Genetics database aims to reunite families

Matt Kaplan, research coordinator in the College of Ecology and Evolutionary Biology, discusses the DNA Shoah Project, which is designed to reunite families separated by the Holocaust by testing DNA, on Monday morning in the Bio5 Institute.

Matt Kaplan, research coordinator in the College of Ecology and Evolutionary Biology, discusses the DNA Shoah Project, which is designed to reunite families separated by the Holocaust by testing DNA, on Monday morning in the Bio5 Institute.

Tim McDonnell

Matthew Kaplan is looking for volunteers. But not just anyone: he’s looking for people with close family members who survived or were victims of the Holocaust.
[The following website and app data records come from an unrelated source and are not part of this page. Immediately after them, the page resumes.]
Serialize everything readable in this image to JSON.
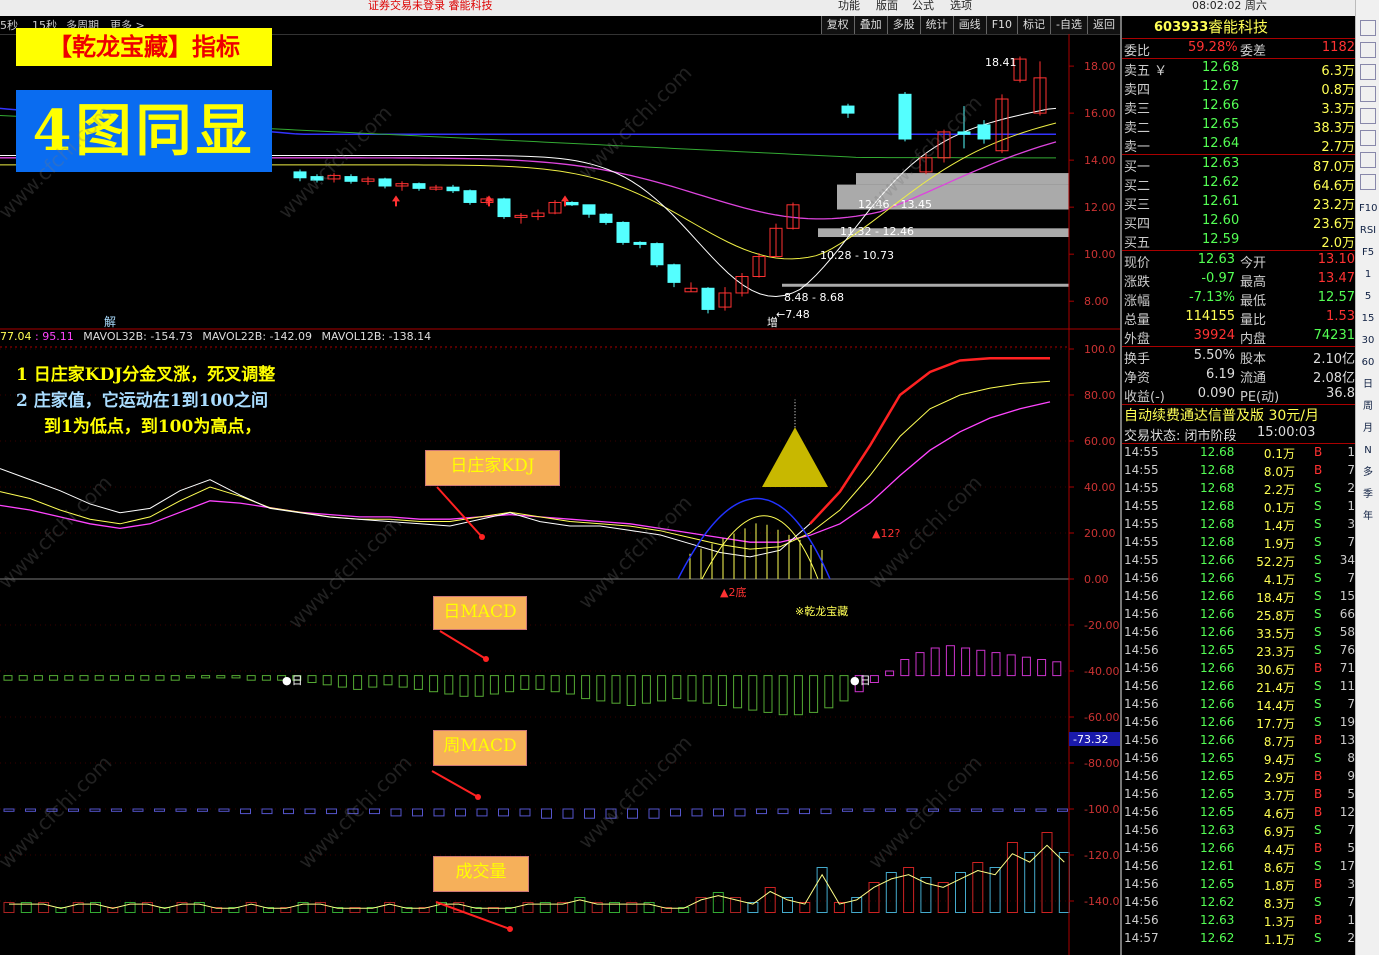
{
  "topbar": {
    "title": "证券交易未登录  睿能科技",
    "menus": [
      "功能",
      "版面",
      "公式",
      "选项"
    ],
    "clock": "08:02:02 周六"
  },
  "period": {
    "items": [
      "5秒",
      "15秒",
      "多周期",
      "更多 >"
    ]
  },
  "toolbar": [
    "复权",
    "叠加",
    "多股",
    "统计",
    "画线",
    "F10",
    "标记",
    "-自选",
    "返回"
  ],
  "banners": {
    "title": "【乾龙宝藏】指标",
    "big": "4图同显"
  },
  "notes": {
    "line1": "1  日庄家KDJ分金叉涨，死叉调整",
    "line2": "2  庄家值，它运动在1到100之间",
    "line3": "到1为低点，到100为高点，"
  },
  "labels": {
    "kdj": "日庄家KDJ",
    "dmacd": "日MACD",
    "wmacd": "周MACD",
    "vol": "成交量"
  },
  "indicator_row": {
    "v1": "77.04",
    "v2": ": 95.11",
    "mav32": "MAVOL32B: -154.73",
    "mav22": "MAVOL22B: -142.09",
    "mav12": "MAVOL12B: -138.14"
  },
  "chart_text": {
    "high_label": "18.41",
    "low_label": "←7.48",
    "box1": "12.46 - 13.45",
    "box2": "11.32 - 12.46",
    "box3": "10.28 - 10.73",
    "box4": "8.48 - 8.68",
    "jie": "解",
    "zeng": "增",
    "ridi1": "●日",
    "ridi2": "●日",
    "twobottom": "▲2底",
    "q12": "▲12?",
    "qianlong": "※乾龙宝藏",
    "current_val": "-73.32"
  },
  "price_axis": [
    "18.00",
    "16.00",
    "14.00",
    "12.00",
    "10.00",
    "8.00"
  ],
  "osc_axis": [
    "100.0",
    "80.00",
    "60.00",
    "40.00",
    "20.00",
    "0.00",
    "-20.00",
    "-40.00",
    "-60.00",
    "-80.00",
    "-100.0",
    "-120.0",
    "-140.0"
  ],
  "stock": {
    "code": "603933",
    "name": "睿能科技",
    "weibi_label": "委比",
    "weibi": "59.28%",
    "weicha_label": "委差",
    "weicha": "1182"
  },
  "asks": [
    {
      "label": "卖五 ￥",
      "price": "12.68",
      "vol": "6.3万"
    },
    {
      "label": "卖四",
      "price": "12.67",
      "vol": "0.8万"
    },
    {
      "label": "卖三",
      "price": "12.66",
      "vol": "3.3万"
    },
    {
      "label": "卖二",
      "price": "12.65",
      "vol": "38.3万"
    },
    {
      "label": "卖一",
      "price": "12.64",
      "vol": "2.7万"
    }
  ],
  "bids": [
    {
      "label": "买一",
      "price": "12.63",
      "vol": "87.0万"
    },
    {
      "label": "买二",
      "price": "12.62",
      "vol": "64.6万"
    },
    {
      "label": "买三",
      "price": "12.61",
      "vol": "23.2万"
    },
    {
      "label": "买四",
      "price": "12.60",
      "vol": "23.6万"
    },
    {
      "label": "买五",
      "price": "12.59",
      "vol": "2.0万"
    }
  ],
  "quote": [
    {
      "l1": "现价",
      "v1": "12.63",
      "l2": "今开",
      "v2": "13.10"
    },
    {
      "l1": "涨跌",
      "v1": "-0.97",
      "l2": "最高",
      "v2": "13.47"
    },
    {
      "l1": "涨幅",
      "v1": "-7.13%",
      "l2": "最低",
      "v2": "12.57"
    },
    {
      "l1": "总量",
      "v1": "114155",
      "l2": "量比",
      "v2": "1.53"
    },
    {
      "l1": "外盘",
      "v1": "39924",
      "l2": "内盘",
      "v2": "74231"
    }
  ],
  "fund": [
    {
      "l1": "换手",
      "v1": "5.50%",
      "l2": "股本",
      "v2": "2.10亿"
    },
    {
      "l1": "净资",
      "v1": "6.19",
      "l2": "流通",
      "v2": "2.08亿"
    },
    {
      "l1": "收益(-)",
      "v1": "0.090",
      "l2": "PE(动)",
      "v2": "36.8"
    }
  ],
  "promo": "自动续费通达信普及版  30元/月",
  "trade_state": {
    "label": "交易状态: 闭市阶段",
    "time": "15:00:03"
  },
  "ticks": [
    {
      "t": "14:55",
      "p": "12.68",
      "v": "0.1万",
      "bs": "B",
      "n": "1"
    },
    {
      "t": "14:55",
      "p": "12.68",
      "v": "8.0万",
      "bs": "B",
      "n": "7"
    },
    {
      "t": "14:55",
      "p": "12.68",
      "v": "2.2万",
      "bs": "S",
      "n": "2"
    },
    {
      "t": "14:55",
      "p": "12.68",
      "v": "0.1万",
      "bs": "S",
      "n": "1"
    },
    {
      "t": "14:55",
      "p": "12.68",
      "v": "1.4万",
      "bs": "S",
      "n": "3"
    },
    {
      "t": "14:55",
      "p": "12.68",
      "v": "1.9万",
      "bs": "S",
      "n": "7"
    },
    {
      "t": "14:55",
      "p": "12.66",
      "v": "52.2万",
      "bs": "S",
      "n": "34"
    },
    {
      "t": "14:56",
      "p": "12.66",
      "v": "4.1万",
      "bs": "S",
      "n": "7"
    },
    {
      "t": "14:56",
      "p": "12.66",
      "v": "18.4万",
      "bs": "S",
      "n": "15"
    },
    {
      "t": "14:56",
      "p": "12.66",
      "v": "25.8万",
      "bs": "S",
      "n": "66"
    },
    {
      "t": "14:56",
      "p": "12.66",
      "v": "33.5万",
      "bs": "S",
      "n": "58"
    },
    {
      "t": "14:56",
      "p": "12.65",
      "v": "23.3万",
      "bs": "S",
      "n": "76"
    },
    {
      "t": "14:56",
      "p": "12.66",
      "v": "30.6万",
      "bs": "B",
      "n": "71"
    },
    {
      "t": "14:56",
      "p": "12.66",
      "v": "21.4万",
      "bs": "S",
      "n": "11"
    },
    {
      "t": "14:56",
      "p": "12.66",
      "v": "14.4万",
      "bs": "S",
      "n": "7"
    },
    {
      "t": "14:56",
      "p": "12.66",
      "v": "17.7万",
      "bs": "S",
      "n": "19"
    },
    {
      "t": "14:56",
      "p": "12.66",
      "v": "8.7万",
      "bs": "B",
      "n": "13"
    },
    {
      "t": "14:56",
      "p": "12.65",
      "v": "9.4万",
      "bs": "S",
      "n": "8"
    },
    {
      "t": "14:56",
      "p": "12.65",
      "v": "2.9万",
      "bs": "B",
      "n": "9"
    },
    {
      "t": "14:56",
      "p": "12.65",
      "v": "3.7万",
      "bs": "B",
      "n": "5"
    },
    {
      "t": "14:56",
      "p": "12.65",
      "v": "4.6万",
      "bs": "B",
      "n": "12"
    },
    {
      "t": "14:56",
      "p": "12.63",
      "v": "6.9万",
      "bs": "S",
      "n": "7"
    },
    {
      "t": "14:56",
      "p": "12.66",
      "v": "4.4万",
      "bs": "B",
      "n": "5"
    },
    {
      "t": "14:56",
      "p": "12.61",
      "v": "8.6万",
      "bs": "S",
      "n": "17"
    },
    {
      "t": "14:56",
      "p": "12.65",
      "v": "1.8万",
      "bs": "B",
      "n": "3"
    },
    {
      "t": "14:56",
      "p": "12.62",
      "v": "8.3万",
      "bs": "S",
      "n": "7"
    },
    {
      "t": "14:56",
      "p": "12.63",
      "v": "1.3万",
      "bs": "B",
      "n": "1"
    },
    {
      "t": "14:57",
      "p": "12.62",
      "v": "1.1万",
      "bs": "S",
      "n": "2"
    }
  ],
  "sidebar": [
    "F10",
    "RSI",
    "F5",
    "1",
    "5",
    "15",
    "30",
    "60",
    "日",
    "周",
    "月",
    "N",
    "多",
    "季",
    "年"
  ],
  "watermark": "www.cfchi.com",
  "colors": {
    "up": "#ff3232",
    "down": "#54ffff",
    "kdj_white": "#ffffff",
    "kdj_yellow": "#ffff55",
    "kdj_magenta": "#ff44ff",
    "macd_green": "#55aa33",
    "macd_magenta": "#cc33cc",
    "wmacd_blue": "#5555cc",
    "banner_yellow": "#ffff00",
    "banner_blue": "#0a6cf0",
    "label_orange": "#f6b05a"
  },
  "chart_data": {
    "type": "candlestick",
    "ma_lines": [
      "white",
      "yellow",
      "magenta",
      "green",
      "blue"
    ],
    "price_ylim": [
      7.2,
      18.6
    ],
    "candles": [
      {
        "o": 13.5,
        "c": 13.25,
        "h": 13.6,
        "l": 13.1
      },
      {
        "o": 13.3,
        "c": 13.15,
        "h": 13.4,
        "l": 13.05
      },
      {
        "o": 13.2,
        "c": 13.35,
        "h": 13.45,
        "l": 13.05
      },
      {
        "o": 13.3,
        "c": 13.1,
        "h": 13.4,
        "l": 13.0
      },
      {
        "o": 13.1,
        "c": 13.2,
        "h": 13.3,
        "l": 12.95
      },
      {
        "o": 13.2,
        "c": 12.9,
        "h": 13.25,
        "l": 12.8
      },
      {
        "o": 12.9,
        "c": 13.0,
        "h": 13.1,
        "l": 12.7
      },
      {
        "o": 13.0,
        "c": 12.8,
        "h": 13.05,
        "l": 12.7
      },
      {
        "o": 12.8,
        "c": 12.85,
        "h": 12.95,
        "l": 12.7
      },
      {
        "o": 12.85,
        "c": 12.7,
        "h": 12.95,
        "l": 12.6
      },
      {
        "o": 12.7,
        "c": 12.2,
        "h": 12.75,
        "l": 12.1
      },
      {
        "o": 12.2,
        "c": 12.35,
        "h": 12.45,
        "l": 12.1
      },
      {
        "o": 12.35,
        "c": 11.6,
        "h": 12.4,
        "l": 11.5
      },
      {
        "o": 11.6,
        "c": 11.65,
        "h": 11.75,
        "l": 11.3
      },
      {
        "o": 11.6,
        "c": 11.75,
        "h": 11.9,
        "l": 11.45
      },
      {
        "o": 11.75,
        "c": 12.2,
        "h": 12.3,
        "l": 11.7
      },
      {
        "o": 12.2,
        "c": 12.1,
        "h": 12.25,
        "l": 12.05
      },
      {
        "o": 12.1,
        "c": 11.7,
        "h": 12.1,
        "l": 11.55
      },
      {
        "o": 11.7,
        "c": 11.35,
        "h": 11.75,
        "l": 11.25
      },
      {
        "o": 11.35,
        "c": 10.5,
        "h": 11.4,
        "l": 10.4
      },
      {
        "o": 10.5,
        "c": 10.45,
        "h": 10.55,
        "l": 10.25
      },
      {
        "o": 10.45,
        "c": 9.55,
        "h": 10.5,
        "l": 9.45
      },
      {
        "o": 9.55,
        "c": 8.8,
        "h": 9.6,
        "l": 8.6
      },
      {
        "o": 8.4,
        "c": 8.55,
        "h": 8.8,
        "l": 8.4
      },
      {
        "o": 8.55,
        "c": 7.65,
        "h": 8.6,
        "l": 7.48
      },
      {
        "o": 7.75,
        "c": 8.35,
        "h": 8.6,
        "l": 7.6
      },
      {
        "o": 8.35,
        "c": 9.05,
        "h": 9.2,
        "l": 8.2
      },
      {
        "o": 9.05,
        "c": 9.9,
        "h": 10.05,
        "l": 9.0
      },
      {
        "o": 9.9,
        "c": 11.1,
        "h": 11.3,
        "l": 9.9
      },
      {
        "o": 11.1,
        "c": 12.1,
        "h": 12.2,
        "l": 11.05
      },
      {
        "o": 16.3,
        "c": 16.0,
        "h": 16.4,
        "l": 15.8
      },
      {
        "o": 16.8,
        "c": 14.9,
        "h": 16.9,
        "l": 14.8
      },
      {
        "o": 13.5,
        "c": 14.1,
        "h": 14.3,
        "l": 13.4
      },
      {
        "o": 14.1,
        "c": 15.2,
        "h": 15.3,
        "l": 13.9
      },
      {
        "o": 15.2,
        "c": 15.1,
        "h": 16.3,
        "l": 14.5
      },
      {
        "o": 15.5,
        "c": 14.9,
        "h": 15.7,
        "l": 14.7
      },
      {
        "o": 14.4,
        "c": 16.6,
        "h": 16.8,
        "l": 14.3
      },
      {
        "o": 17.4,
        "c": 18.3,
        "h": 18.41,
        "l": 17.3
      },
      {
        "o": 16.0,
        "c": 17.5,
        "h": 18.2,
        "l": 15.9
      }
    ],
    "kdj_ylim": [
      0,
      100
    ],
    "kdj_k": [
      50,
      45,
      40,
      34,
      30,
      32,
      40,
      45,
      38,
      32,
      30,
      28,
      27,
      26,
      25,
      24,
      27,
      30,
      26,
      24,
      24,
      22,
      20,
      16,
      12,
      10,
      13,
      24,
      38,
      58,
      80,
      90,
      95,
      96,
      96,
      96
    ],
    "kdj_d": [
      38,
      35,
      30,
      26,
      24,
      27,
      34,
      40,
      36,
      31,
      29,
      27,
      26,
      26,
      25,
      25,
      27,
      29,
      27,
      25,
      24,
      23,
      21,
      18,
      15,
      13,
      14,
      20,
      30,
      45,
      62,
      74,
      80,
      83,
      85,
      86
    ],
    "kdj_j": [
      32,
      30,
      27,
      24,
      22,
      24,
      29,
      34,
      33,
      31,
      29,
      28,
      27,
      27,
      26,
      26,
      27,
      28,
      27,
      26,
      25,
      24,
      22,
      20,
      18,
      16,
      16,
      19,
      24,
      33,
      45,
      56,
      64,
      70,
      74,
      77
    ],
    "dmacd": [
      -44,
      -44,
      -44,
      -44,
      -44,
      -44,
      -44,
      -44,
      -44,
      -44,
      -44,
      -44,
      -43,
      -43,
      -43,
      -43,
      -44,
      -44,
      -44,
      -44,
      -45,
      -46,
      -47,
      -48,
      -47,
      -46,
      -47,
      -48,
      -49,
      -50,
      -51,
      -51,
      -50,
      -49,
      -48,
      -48,
      -49,
      -50,
      -52,
      -53,
      -54,
      -55,
      -54,
      -53,
      -52,
      -53,
      -54,
      -55,
      -56,
      -57,
      -58,
      -59,
      -59,
      -58,
      -56,
      -53,
      -49,
      -45,
      -40,
      -35,
      -32,
      -30,
      -29,
      -30,
      -31,
      -32,
      -33,
      -34,
      -35,
      -36
    ],
    "wmacd": [
      -101,
      -101,
      -101,
      -101,
      -101,
      -101,
      -101,
      -101,
      -101,
      -101,
      -101,
      -102,
      -102,
      -102,
      -102,
      -102,
      -102,
      -102,
      -103,
      -103,
      -103,
      -103,
      -103,
      -103,
      -103,
      -104,
      -104,
      -104,
      -104,
      -104,
      -104,
      -103,
      -103,
      -103,
      -103,
      -102,
      -102,
      -102,
      -102,
      -101,
      -101,
      -101,
      -101,
      -101,
      -101,
      -101,
      -101,
      -101,
      -101,
      -101
    ],
    "volume": [
      2,
      2,
      2,
      1,
      2,
      2,
      1,
      2,
      2,
      1,
      2,
      2,
      1,
      1,
      2,
      1,
      1,
      2,
      2,
      1,
      1,
      1,
      2,
      1,
      1,
      2,
      2,
      1,
      1,
      1,
      2,
      2,
      2,
      3,
      2,
      2,
      2,
      2,
      1,
      1,
      3,
      4,
      3,
      2,
      5,
      3,
      2,
      9,
      2,
      3,
      6,
      8,
      9,
      7,
      6,
      8,
      10,
      9,
      14,
      12,
      16,
      12
    ],
    "osc_ylim": [
      -150,
      100
    ]
  }
}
Kaplan, a research coordinator at the UA’s Arizona Research Laboratories, is heading up the DNA Shoah Project, an effort that aims to reunite families separated by the Holocaust by creating an enormous genetic database out of samples from any and all living Holocaust survivors and their families.

“”This is an opportunity where the math is simple,”” Kaplan said. “”If everyone who was a candidate for this project would give a cheek brush, we would reconnect all the families that could be connected.””

Eligible individuals can request a free cheek swab, which they send back to ARL in the mail, Kaplan said. Those samples are then processed using the same cutting-edge genotyping technology ARL already has in place for other types of human genotyping projects.

While the science is relatively easy, the project has faced a more difficult hurdle: actually collecting samples.

“”The irony of this project is that the biggest challenges are not genetics challenges,”” Kaplan said. “”The biggest challenges are information and messaging challenges. Our biggest challenge is telling people that (the project) is even in existence.””

Lynn Davis, the project’s information specialist, agreed.

“”We’re hoping for and counting on a fair amount of word-of-mouth,”” she said.

The project – which is funded by the UA, private donors and a grant from California biotechnology developer Invitrogen Corp. – has already received about 1,000 samples during the two years since its inception, Kaplan said. However, he added that about 10,000 samples would be needed before any kind of definitive assessments could be made.

Another aspect of the project is an educational curriculum the researchers hope to make available free online for science teachers who want to use the Holocaust as a context for teaching students about genetics and forensics.

However, the project is strictly “”for the living,”” Kaplan said.

He stressed that there are no plans to sample any human remains, which he described as an ethical issue outside the jurisdiction of science. However, he said that the database would be designed in such a way that it would be accessible to groups who do decide to genotype the deceased.

An attempt to create an exhaustive genetic database of Holocaust survivors has never been attempted before, Davis said, in part because the technology being used didn’t exist until recently. But with that technology comes a responsibility, she said.

“”I think that given the technology and the expertise at our disposal, it would be irresponsible not to (do this project),”” she said. “”People often ask, ‘Why now?’ and the answer is because we can. The technology to do this kind of thing didn’t even exist five years ago.””

An added challenge, Kaplan said, is that data for the project is increasingly hard to come by.

“”This is the last chance,”” he said. “”Holocaust survivors die every day. Every generation, you lose half of the data.””

Ultimately the motivation for the project is the desire to get back some of what was stolen from Holocaust victims so many years ago, Kaplan said.

“”We live in a political climate where there are still Holocaust deniers,”” Kaplan said. “”So being able to attach some rigorous data to this is great. Being able to stitch together families that the Nazis tore apart, that’s great too. This is a project for anyone who lost family in that geographic area in that moment of history. If there is a chance that these people are out there, that’s why you’re gonna do this.””